* _Task to carry out_:
Images are to be excluded, and the rest of the data repeated exactly.

[Start of section]

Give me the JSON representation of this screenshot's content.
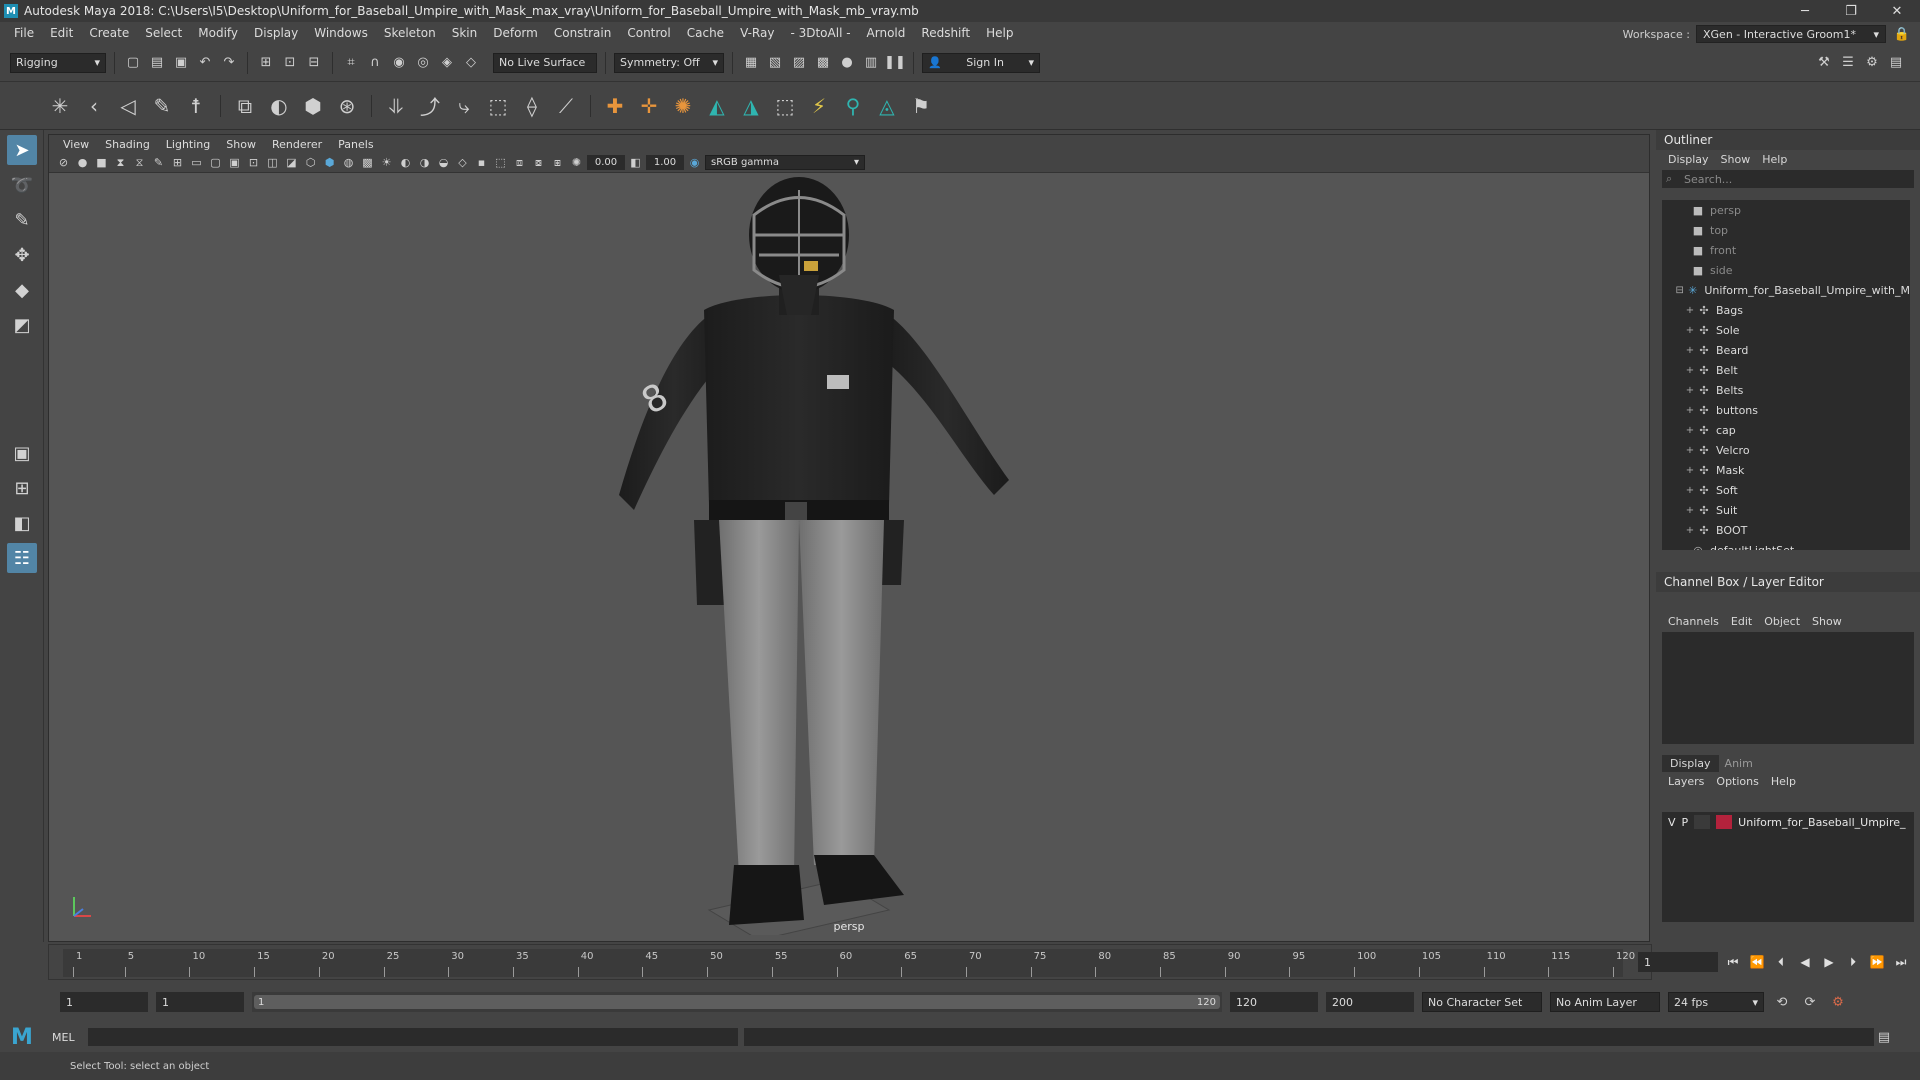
{
  "app": {
    "title": "Autodesk Maya 2018: C:\\Users\\I5\\Desktop\\Uniform_for_Baseball_Umpire_with_Mask_max_vray\\Uniform_for_Baseball_Umpire_with_Mask_mb_vray.mb",
    "logo_letter": "M"
  },
  "window_controls": {
    "minimize": "─",
    "restore": "❐",
    "close": "✕"
  },
  "menubar": [
    "File",
    "Edit",
    "Create",
    "Select",
    "Modify",
    "Display",
    "Windows",
    "Skeleton",
    "Skin",
    "Deform",
    "Constrain",
    "Control",
    "Cache",
    "V-Ray",
    "- 3DtoAll -",
    "Arnold",
    "Redshift",
    "Help"
  ],
  "workspace": {
    "label": "Workspace :",
    "value": "XGen - Interactive Groom1*"
  },
  "statusline": {
    "mode": "Rigging",
    "live_surface": "No Live Surface",
    "symmetry": "Symmetry: Off",
    "sign_in": "Sign In"
  },
  "viewport": {
    "menu": [
      "View",
      "Shading",
      "Lighting",
      "Show",
      "Renderer",
      "Panels"
    ],
    "exposure": "0.00",
    "gamma": "1.00",
    "color_space": "sRGB gamma",
    "camera_label": "persp"
  },
  "outliner": {
    "title": "Outliner",
    "menu": [
      "Display",
      "Show",
      "Help"
    ],
    "search_placeholder": "Search...",
    "cameras": [
      "persp",
      "top",
      "front",
      "side"
    ],
    "root": "Uniform_for_Baseball_Umpire_with_M",
    "children": [
      "Bags",
      "Sole",
      "Beard",
      "Belt",
      "Belts",
      "buttons",
      "cap",
      "Velcro",
      "Mask",
      "Soft",
      "Suit",
      "BOOT"
    ],
    "last": "defaultLightSet"
  },
  "channelbox": {
    "title": "Channel Box / Layer Editor",
    "menu": [
      "Channels",
      "Edit",
      "Object",
      "Show"
    ]
  },
  "layers": {
    "tabs": [
      "Display",
      "Anim"
    ],
    "menu": [
      "Layers",
      "Options",
      "Help"
    ],
    "row": {
      "v": "V",
      "p": "P",
      "name": "Uniform_for_Baseball_Umpire_"
    }
  },
  "timeline": {
    "ticks": [
      1,
      5,
      10,
      15,
      20,
      25,
      30,
      35,
      40,
      45,
      50,
      55,
      60,
      65,
      70,
      75,
      80,
      85,
      90,
      95,
      100,
      105,
      110,
      115,
      120
    ],
    "current_frame": "1"
  },
  "range": {
    "start": "1",
    "playback_start": "1",
    "slider_start": "1",
    "slider_end": "120",
    "playback_end": "120",
    "end": "200",
    "character_set": "No Character Set",
    "anim_layer": "No Anim Layer",
    "fps": "24 fps"
  },
  "cmdline": {
    "label": "MEL"
  },
  "helpline": {
    "text": "Select Tool: select an object"
  }
}
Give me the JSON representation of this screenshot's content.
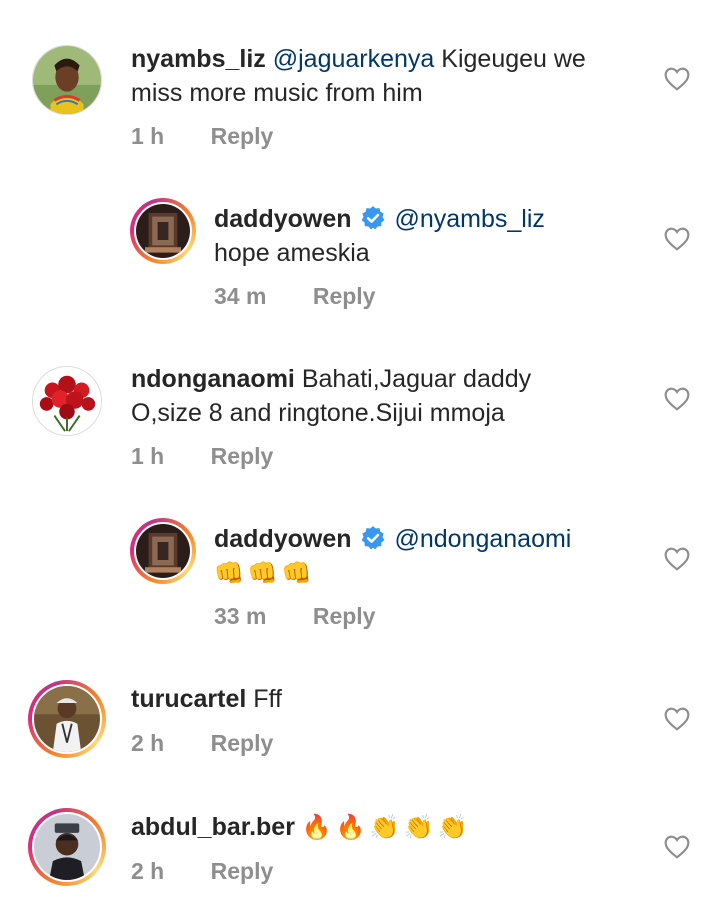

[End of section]

* _Solution to this task_:
Give me the JSON representation of this screenshot's content.
{
  "app": {
    "title": "Autodesk Maya 2018: C:\\Users\\I5\\Desktop\\Uniform_for_Baseball_Umpire_with_Mask_max_vray\\Uniform_for_Baseball_Umpire_with_Mask_mb_vray.mb",
    "logo_letter": "M"
  },
  "window_controls": {
    "minimize": "─",
    "restore": "❐",
    "close": "✕"
  },
  "menubar": [
    "File",
    "Edit",
    "Create",
    "Select",
    "Modify",
    "Display",
    "Windows",
    "Skeleton",
    "Skin",
    "Deform",
    "Constrain",
    "Control",
    "Cache",
    "V-Ray",
    "- 3DtoAll -",
    "Arnold",
    "Redshift",
    "Help"
  ],
  "workspace": {
    "label": "Workspace :",
    "value": "XGen - Interactive Groom1*"
  },
  "statusline": {
    "mode": "Rigging",
    "live_surface": "No Live Surface",
    "symmetry": "Symmetry: Off",
    "sign_in": "Sign In"
  },
  "viewport": {
    "menu": [
      "View",
      "Shading",
      "Lighting",
      "Show",
      "Renderer",
      "Panels"
    ],
    "exposure": "0.00",
    "gamma": "1.00",
    "color_space": "sRGB gamma",
    "camera_label": "persp"
  },
  "outliner": {
    "title": "Outliner",
    "menu": [
      "Display",
      "Show",
      "Help"
    ],
    "search_placeholder": "Search...",
    "cameras": [
      "persp",
      "top",
      "front",
      "side"
    ],
    "root": "Uniform_for_Baseball_Umpire_with_M",
    "children": [
      "Bags",
      "Sole",
      "Beard",
      "Belt",
      "Belts",
      "buttons",
      "cap",
      "Velcro",
      "Mask",
      "Soft",
      "Suit",
      "BOOT"
    ],
    "last": "defaultLightSet"
  },
  "channelbox": {
    "title": "Channel Box / Layer Editor",
    "menu": [
      "Channels",
      "Edit",
      "Object",
      "Show"
    ]
  },
  "layers": {
    "tabs": [
      "Display",
      "Anim"
    ],
    "menu": [
      "Layers",
      "Options",
      "Help"
    ],
    "row": {
      "v": "V",
      "p": "P",
      "name": "Uniform_for_Baseball_Umpire_"
    }
  },
  "timeline": {
    "ticks": [
      1,
      5,
      10,
      15,
      20,
      25,
      30,
      35,
      40,
      45,
      50,
      55,
      60,
      65,
      70,
      75,
      80,
      85,
      90,
      95,
      100,
      105,
      110,
      115,
      120
    ],
    "current_frame": "1"
  },
  "range": {
    "start": "1",
    "playback_start": "1",
    "slider_start": "1",
    "slider_end": "120",
    "playback_end": "120",
    "end": "200",
    "character_set": "No Character Set",
    "anim_layer": "No Anim Layer",
    "fps": "24 fps"
  },
  "cmdline": {
    "label": "MEL"
  },
  "helpline": {
    "text": "Select Tool: select an object"
  }
}
Give me the JSON representation of this screenshot's content.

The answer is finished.